----- EXERCISE DATA -----

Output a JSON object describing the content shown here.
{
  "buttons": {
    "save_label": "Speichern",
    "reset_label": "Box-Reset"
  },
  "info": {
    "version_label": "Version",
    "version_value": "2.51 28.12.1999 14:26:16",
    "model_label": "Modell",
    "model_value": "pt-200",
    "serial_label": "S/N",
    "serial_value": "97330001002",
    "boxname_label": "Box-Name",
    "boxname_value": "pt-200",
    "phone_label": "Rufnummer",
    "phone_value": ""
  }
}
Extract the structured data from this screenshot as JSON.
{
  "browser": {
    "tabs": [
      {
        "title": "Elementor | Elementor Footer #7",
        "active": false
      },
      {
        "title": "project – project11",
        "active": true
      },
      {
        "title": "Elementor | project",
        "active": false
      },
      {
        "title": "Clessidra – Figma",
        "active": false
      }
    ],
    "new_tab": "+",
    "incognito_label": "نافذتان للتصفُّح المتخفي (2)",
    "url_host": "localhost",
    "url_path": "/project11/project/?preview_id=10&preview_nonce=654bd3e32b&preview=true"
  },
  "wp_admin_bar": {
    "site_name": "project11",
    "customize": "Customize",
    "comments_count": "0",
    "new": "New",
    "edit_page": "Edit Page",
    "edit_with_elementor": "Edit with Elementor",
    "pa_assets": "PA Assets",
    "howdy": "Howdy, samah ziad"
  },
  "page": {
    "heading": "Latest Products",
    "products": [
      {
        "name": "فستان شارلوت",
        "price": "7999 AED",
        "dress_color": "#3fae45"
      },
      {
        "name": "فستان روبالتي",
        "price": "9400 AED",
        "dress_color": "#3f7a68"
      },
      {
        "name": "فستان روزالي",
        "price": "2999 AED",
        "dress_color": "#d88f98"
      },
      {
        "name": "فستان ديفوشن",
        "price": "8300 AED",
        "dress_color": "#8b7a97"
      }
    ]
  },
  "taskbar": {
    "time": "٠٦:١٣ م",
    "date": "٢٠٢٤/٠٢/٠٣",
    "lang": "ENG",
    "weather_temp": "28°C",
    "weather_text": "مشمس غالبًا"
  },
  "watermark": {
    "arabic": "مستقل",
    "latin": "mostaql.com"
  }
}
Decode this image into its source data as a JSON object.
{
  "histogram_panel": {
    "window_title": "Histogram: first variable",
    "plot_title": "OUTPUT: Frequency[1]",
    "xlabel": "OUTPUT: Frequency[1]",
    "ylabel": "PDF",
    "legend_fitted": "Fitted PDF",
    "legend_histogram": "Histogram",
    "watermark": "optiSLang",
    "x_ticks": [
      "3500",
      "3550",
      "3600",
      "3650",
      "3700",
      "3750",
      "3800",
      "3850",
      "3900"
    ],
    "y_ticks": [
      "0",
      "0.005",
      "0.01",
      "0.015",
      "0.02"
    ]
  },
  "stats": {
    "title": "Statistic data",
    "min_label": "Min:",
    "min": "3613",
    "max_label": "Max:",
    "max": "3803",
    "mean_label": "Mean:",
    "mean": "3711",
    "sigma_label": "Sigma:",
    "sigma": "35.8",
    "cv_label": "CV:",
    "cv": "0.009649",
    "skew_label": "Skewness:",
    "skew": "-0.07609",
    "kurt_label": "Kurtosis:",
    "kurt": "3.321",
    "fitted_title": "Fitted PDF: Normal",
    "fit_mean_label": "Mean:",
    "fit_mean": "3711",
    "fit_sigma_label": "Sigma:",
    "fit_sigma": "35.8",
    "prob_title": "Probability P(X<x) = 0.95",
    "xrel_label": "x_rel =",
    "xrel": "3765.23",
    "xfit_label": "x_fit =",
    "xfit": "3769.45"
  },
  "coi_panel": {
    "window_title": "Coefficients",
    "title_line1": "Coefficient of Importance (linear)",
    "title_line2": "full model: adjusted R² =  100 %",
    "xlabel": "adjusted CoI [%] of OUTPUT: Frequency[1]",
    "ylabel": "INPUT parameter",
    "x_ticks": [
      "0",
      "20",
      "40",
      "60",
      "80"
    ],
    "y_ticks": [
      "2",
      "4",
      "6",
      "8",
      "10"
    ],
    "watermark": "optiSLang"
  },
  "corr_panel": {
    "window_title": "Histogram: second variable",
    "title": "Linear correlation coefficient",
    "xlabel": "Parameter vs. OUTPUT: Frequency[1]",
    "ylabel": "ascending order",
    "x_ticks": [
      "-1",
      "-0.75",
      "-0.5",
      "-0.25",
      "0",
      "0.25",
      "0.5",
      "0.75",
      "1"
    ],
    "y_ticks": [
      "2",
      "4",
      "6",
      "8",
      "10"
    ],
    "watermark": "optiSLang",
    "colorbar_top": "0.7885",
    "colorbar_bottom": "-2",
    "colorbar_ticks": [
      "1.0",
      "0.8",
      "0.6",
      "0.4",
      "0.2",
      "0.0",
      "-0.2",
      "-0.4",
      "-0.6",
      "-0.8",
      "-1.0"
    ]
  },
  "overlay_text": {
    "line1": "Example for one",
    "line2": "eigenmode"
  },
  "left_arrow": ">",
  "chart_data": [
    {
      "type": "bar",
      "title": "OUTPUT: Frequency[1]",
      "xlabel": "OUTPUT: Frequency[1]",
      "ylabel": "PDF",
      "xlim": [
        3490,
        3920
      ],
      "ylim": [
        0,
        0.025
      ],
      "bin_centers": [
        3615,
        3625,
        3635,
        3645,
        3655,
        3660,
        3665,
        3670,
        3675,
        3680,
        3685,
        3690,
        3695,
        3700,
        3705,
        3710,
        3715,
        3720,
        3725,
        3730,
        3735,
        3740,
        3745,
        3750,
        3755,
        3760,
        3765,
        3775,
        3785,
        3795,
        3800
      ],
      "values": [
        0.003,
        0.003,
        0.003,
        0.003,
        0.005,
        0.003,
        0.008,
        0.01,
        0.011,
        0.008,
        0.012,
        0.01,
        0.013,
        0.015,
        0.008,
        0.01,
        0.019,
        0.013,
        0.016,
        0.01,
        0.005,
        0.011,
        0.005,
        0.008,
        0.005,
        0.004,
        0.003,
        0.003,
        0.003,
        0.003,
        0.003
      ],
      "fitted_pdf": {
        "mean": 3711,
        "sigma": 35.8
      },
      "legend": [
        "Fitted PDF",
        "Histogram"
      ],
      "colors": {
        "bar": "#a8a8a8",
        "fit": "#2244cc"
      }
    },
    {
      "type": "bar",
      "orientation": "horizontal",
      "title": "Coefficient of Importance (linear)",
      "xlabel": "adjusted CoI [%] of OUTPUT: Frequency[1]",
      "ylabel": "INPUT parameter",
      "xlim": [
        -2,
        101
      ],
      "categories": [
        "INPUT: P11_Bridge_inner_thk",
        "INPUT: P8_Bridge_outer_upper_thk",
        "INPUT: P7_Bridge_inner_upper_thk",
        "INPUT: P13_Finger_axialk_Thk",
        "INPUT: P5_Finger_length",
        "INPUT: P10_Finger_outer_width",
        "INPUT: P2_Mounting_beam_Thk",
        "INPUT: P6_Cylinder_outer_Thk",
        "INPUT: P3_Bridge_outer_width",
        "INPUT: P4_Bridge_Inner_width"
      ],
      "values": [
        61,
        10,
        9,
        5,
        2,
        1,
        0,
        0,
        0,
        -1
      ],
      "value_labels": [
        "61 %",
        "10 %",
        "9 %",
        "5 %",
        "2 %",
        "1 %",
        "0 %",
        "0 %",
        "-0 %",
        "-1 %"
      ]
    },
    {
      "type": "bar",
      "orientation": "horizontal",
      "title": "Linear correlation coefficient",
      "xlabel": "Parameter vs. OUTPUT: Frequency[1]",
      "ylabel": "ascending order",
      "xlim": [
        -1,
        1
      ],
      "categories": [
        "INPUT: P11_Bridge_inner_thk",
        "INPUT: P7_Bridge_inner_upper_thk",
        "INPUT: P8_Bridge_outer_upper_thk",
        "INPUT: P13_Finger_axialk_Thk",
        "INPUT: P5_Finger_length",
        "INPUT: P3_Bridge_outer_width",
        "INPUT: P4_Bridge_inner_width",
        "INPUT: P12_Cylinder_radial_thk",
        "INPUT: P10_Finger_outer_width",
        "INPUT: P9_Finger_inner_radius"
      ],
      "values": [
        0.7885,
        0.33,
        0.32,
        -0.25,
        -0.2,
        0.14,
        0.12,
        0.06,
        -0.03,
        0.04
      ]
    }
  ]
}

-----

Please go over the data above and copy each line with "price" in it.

        "price": "7999 AED",
        "price": "9400 AED",
        "price": "2999 AED",
        "price": "8300 AED",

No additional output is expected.